WHAT TO WORK ON:
If a line of the data below contains the string "title", count it, then state the total alone.

Component data from apps and pages:
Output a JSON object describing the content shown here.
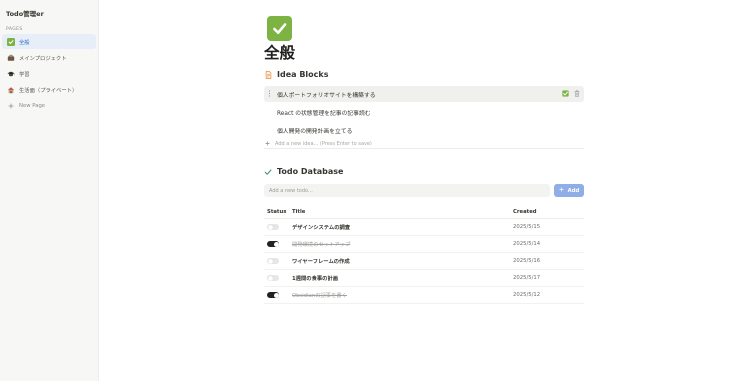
{
  "app": {
    "title": "Todo管理er"
  },
  "sidebar": {
    "section_label": "PAGES",
    "items": [
      {
        "label": "全般",
        "icon": "check-box-icon",
        "active": true
      },
      {
        "label": "メインプロジェクト",
        "icon": "briefcase-icon",
        "active": false
      },
      {
        "label": "学習",
        "icon": "graduation-cap-icon",
        "active": false
      },
      {
        "label": "生活面（プライベート）",
        "icon": "house-icon",
        "active": false
      }
    ],
    "new_page_label": "New Page"
  },
  "page": {
    "icon": "check-box-icon",
    "title": "全般"
  },
  "ideas": {
    "heading": "Idea Blocks",
    "items": [
      {
        "text": "個人ポートフォリオサイトを構築する"
      },
      {
        "text": "React の状態管理を記事の記事読む"
      },
      {
        "text": "個人開発の開発計画を立てる"
      }
    ],
    "add_placeholder": "Add a new idea... (Press Enter to save)"
  },
  "todos": {
    "heading": "Todo Database",
    "input_placeholder": "Add a new todo...",
    "add_label": "Add",
    "columns": {
      "status": "Status",
      "title": "Title",
      "created": "Created"
    },
    "rows": [
      {
        "title": "デザインシステムの調査",
        "created": "2025/5/15",
        "done": false
      },
      {
        "title": "開発環境のセットアップ",
        "created": "2025/5/14",
        "done": true
      },
      {
        "title": "ワイヤーフレームの作成",
        "created": "2025/5/16",
        "done": false
      },
      {
        "title": "1週間の食事の計画",
        "created": "2025/5/17",
        "done": false
      },
      {
        "title": "Obsidianの記事を書く",
        "created": "2025/5/12",
        "done": true
      }
    ]
  },
  "colors": {
    "accent": "#2e6fd1",
    "add_button": "#8faee8",
    "check_green": "#7cb342",
    "toggle_on": "#232323",
    "sidebar_bg": "#f7f7f5"
  }
}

SOLUTION FOR THIS PROBLEM:
8